MS_DOS preserved all registers, thus DR-DOS can not have preserved more.
It sounds much like memory blurred by time.
Was this true,
Seems hard to believe. Hard to answer as well, as no further data about what versions of DOS (and DR-DOS) this is about. Different versions may have behaved quite differently.
But while early MS-DOS was quite minimalist, it did save all registers. Easy to spot when looking at the MS-DOS 2.0 function scheduler (*1), located in the file MSCODE.ASM:
- After entering via entry point
COMMAND (line 96)
- a check for max function number (
MAXCOM) is done (line 105)
- if below, label
SAVREGS (line 123) is jumped to
- which as very first action calls a procedure named
save_world (line 124)
save_world (line 237) which stores all registers as
- ES, DS ,BP, DI, SI, DX, CX, BX, AX
The subroutine is used for all other entry points, like CALL CS:5 or some of the other ints. Some use their own method (*2)

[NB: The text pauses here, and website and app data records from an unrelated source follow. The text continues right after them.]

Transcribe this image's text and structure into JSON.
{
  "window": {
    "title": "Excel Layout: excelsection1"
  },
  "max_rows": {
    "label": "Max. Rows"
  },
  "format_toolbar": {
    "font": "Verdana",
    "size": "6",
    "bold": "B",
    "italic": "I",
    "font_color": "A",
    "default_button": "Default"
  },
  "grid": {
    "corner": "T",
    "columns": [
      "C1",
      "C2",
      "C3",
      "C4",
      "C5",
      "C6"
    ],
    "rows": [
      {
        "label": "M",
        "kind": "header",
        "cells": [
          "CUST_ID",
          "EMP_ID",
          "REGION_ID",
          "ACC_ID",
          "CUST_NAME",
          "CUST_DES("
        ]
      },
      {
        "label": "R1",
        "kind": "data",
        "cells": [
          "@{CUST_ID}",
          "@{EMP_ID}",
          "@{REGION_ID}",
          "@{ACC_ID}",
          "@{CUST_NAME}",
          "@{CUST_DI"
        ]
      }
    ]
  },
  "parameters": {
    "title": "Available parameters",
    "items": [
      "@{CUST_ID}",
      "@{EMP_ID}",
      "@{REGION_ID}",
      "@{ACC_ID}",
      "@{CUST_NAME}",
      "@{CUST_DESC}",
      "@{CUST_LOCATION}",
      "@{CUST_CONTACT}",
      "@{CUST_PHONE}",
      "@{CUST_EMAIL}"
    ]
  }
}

and what would have been any advantage of doing this?
Doing what? Saving all registers?
I have a hard time to come up with any reasoning why it should not preserve everything. At least for any system past trivial, which a DOS certainly is.

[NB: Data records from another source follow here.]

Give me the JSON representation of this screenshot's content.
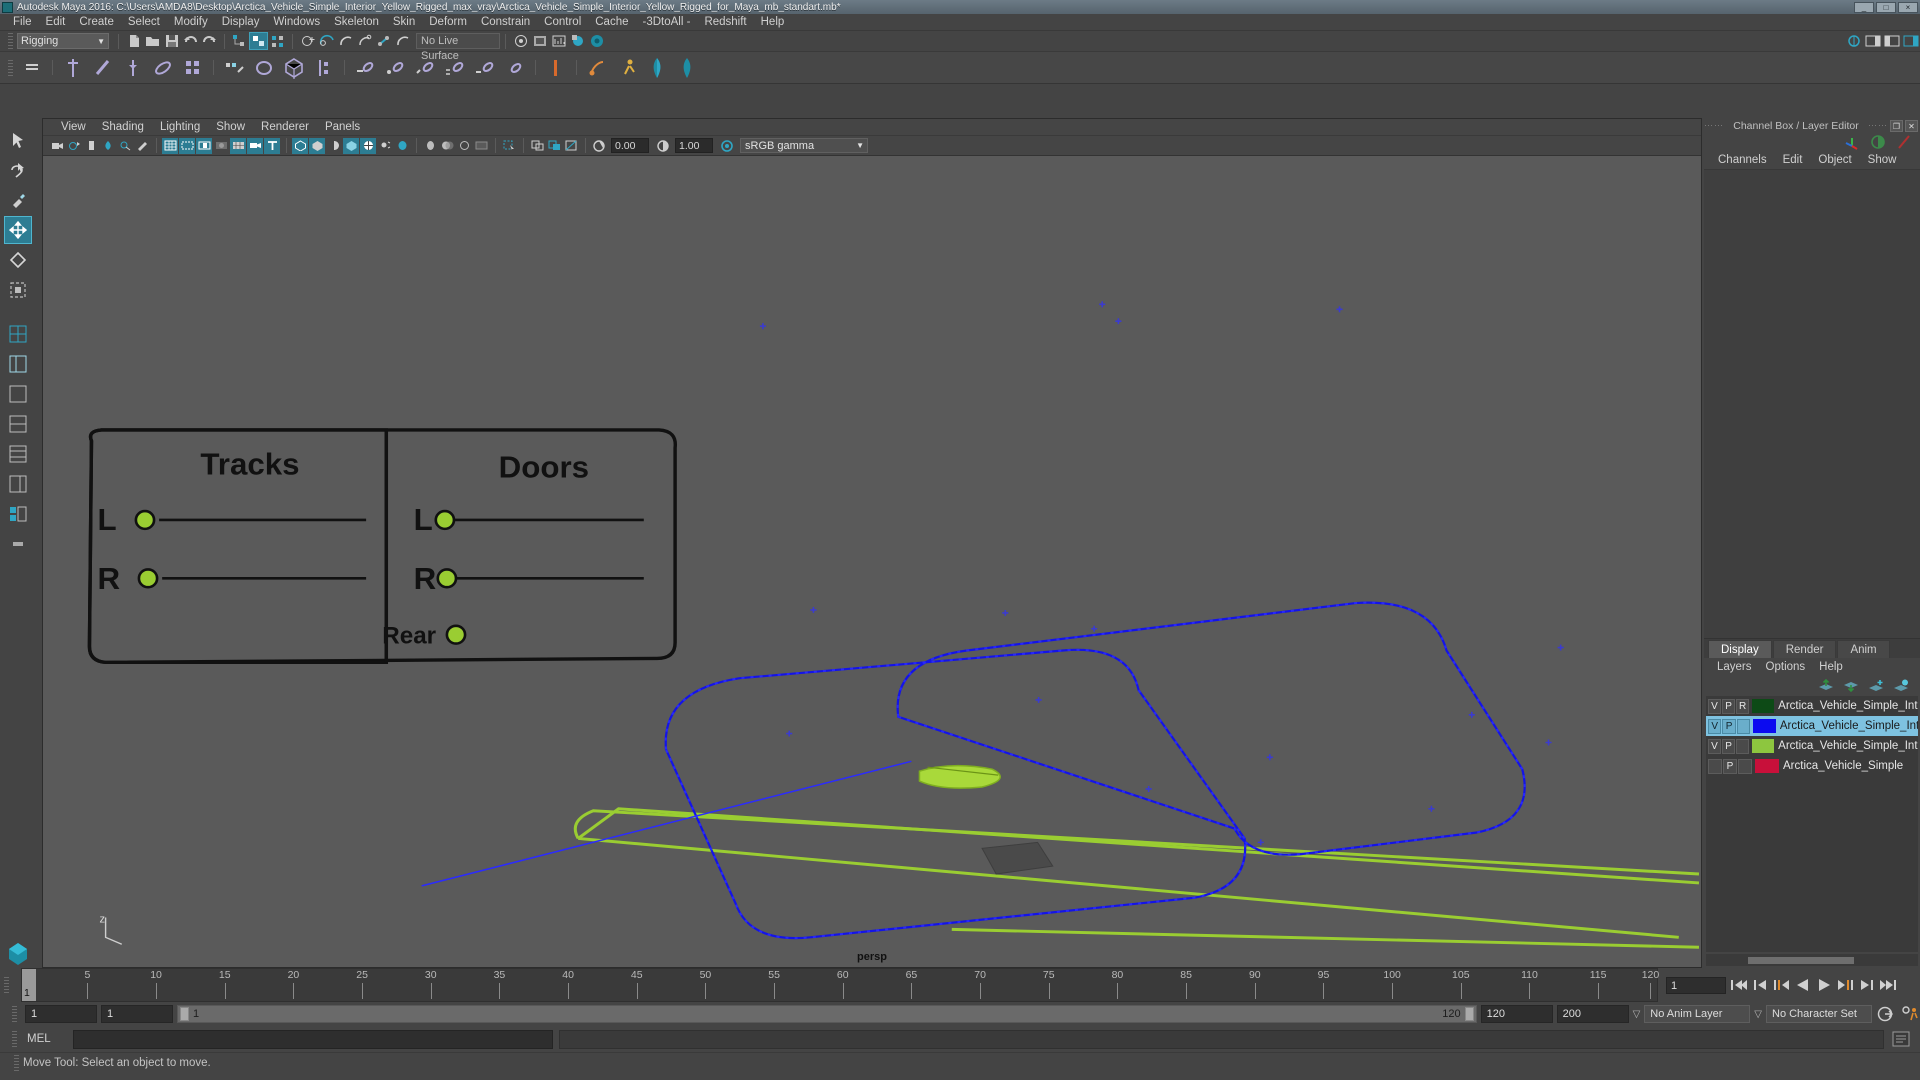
{
  "window": {
    "title": "Autodesk Maya 2016: C:\\Users\\AMDA8\\Desktop\\Arctica_Vehicle_Simple_Interior_Yellow_Rigged_max_vray\\Arctica_Vehicle_Simple_Interior_Yellow_Rigged_for_Maya_mb_standart.mb*",
    "minimize": "_",
    "maximize": "□",
    "close": "×"
  },
  "menubar": {
    "items": [
      "File",
      "Edit",
      "Create",
      "Select",
      "Modify",
      "Display",
      "Windows",
      "Skeleton",
      "Skin",
      "Deform",
      "Constrain",
      "Control",
      "Cache",
      "-3DtoAll -",
      "Redshift",
      "Help"
    ]
  },
  "toolbar": {
    "mode": "Rigging",
    "mode_arrow": "▼",
    "live_surface": "No Live Surface"
  },
  "viewport": {
    "menus": [
      "View",
      "Shading",
      "Lighting",
      "Show",
      "Renderer",
      "Panels"
    ],
    "exposure": "0.00",
    "gamma_value": "1.00",
    "color_management": "sRGB gamma",
    "color_arrow": "▼",
    "camera_label": "persp",
    "controls": {
      "tracks_title": "Tracks",
      "doors_title": "Doors",
      "track_l": "L",
      "track_r": "R",
      "door_l": "L",
      "door_r": "R",
      "door_rear": "Rear"
    }
  },
  "channel_box": {
    "title": "Channel Box / Layer Editor",
    "menus": [
      "Channels",
      "Edit",
      "Object",
      "Show"
    ]
  },
  "layer_editor": {
    "tabs": [
      "Display",
      "Render",
      "Anim"
    ],
    "active_tab": "Display",
    "menus": [
      "Layers",
      "Options",
      "Help"
    ],
    "layers": [
      {
        "v": "V",
        "p": "P",
        "r": "R",
        "color": "#0d4a16",
        "name": "Arctica_Vehicle_Simple_Interi",
        "selected": false,
        "r_visible": true
      },
      {
        "v": "V",
        "p": "P",
        "r": "",
        "color": "#0b0bf0",
        "name": "Arctica_Vehicle_Simple_Inte",
        "selected": true,
        "r_visible": false
      },
      {
        "v": "V",
        "p": "P",
        "r": "",
        "color": "#8dc63f",
        "name": "Arctica_Vehicle_Simple_Interi",
        "selected": false,
        "r_visible": false
      },
      {
        "v": "",
        "p": "P",
        "r": "",
        "color": "#c8103a",
        "name": "Arctica_Vehicle_Simple",
        "selected": false,
        "r_visible": false
      }
    ]
  },
  "timeline": {
    "current_frame": "1",
    "ticks": [
      5,
      10,
      15,
      20,
      25,
      30,
      35,
      40,
      45,
      50,
      55,
      60,
      65,
      70,
      75,
      80,
      85,
      90,
      95,
      100,
      105,
      110,
      115,
      120
    ],
    "start": 1,
    "end": 120,
    "frame_field": "1"
  },
  "range": {
    "anim_start": "1",
    "range_start": "1",
    "slider_start": "1",
    "slider_end": "120",
    "range_end": "120",
    "anim_end": "200",
    "anim_layer": "No Anim Layer",
    "character_set": "No Character Set",
    "dropdown_arrow": "▽"
  },
  "command_line": {
    "label": "MEL",
    "input_value": "",
    "output_value": ""
  },
  "status": {
    "message": "Move Tool: Select an object to move."
  }
}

- It's the very foundation of multitasking (*3)
- It minimizes OS use of user side resources (*4)
- It simplifies function design by having all input registers in a defined structure (*5)
- The same structure can be used for output/return values (*6)
*1 - I selected MS-DOS 2.0 here, as it (or even 3.x) would have been contemporary to the mentioned DR DOS Plus 1.2 mentioned in a comment. MS-DOS 1.25 did work exactly the same, at least as far as it's about register saving. See MSDOS.ASM line 228 after the
*2 - INT 25h, Direct Disk Read, for example splits this in two parts. The entry point is at ABSDRD (MSDOS.ASM line 508), short after followed by saving all segment registers and then calling DSKREAD, located in DISK.ASM at line 623. This function uses DI, CX and AX as return value, all other registers are preserved. This is different from DOS 1.25 where all registers are saved and restored (except for AX which is modified as return code).
*3 - Which DOS 2.0 was prepared for, see comment at line 140/141
*4 - When for example doing a loop around WriteChar (21h/02h), it's quite handy if the OS would not destroy a string pointer in DI or a character count in CX, wouldn't it?
*5 - After pushing them to the user stack, SS:SP can be saved as a pointer to this structure. Even better, doing so is close to being the most performant way to do so.
*6 - DOS functions can write whatever they return to this structure without any need to care about how it finally gets returned, avoiding complicated register juggling.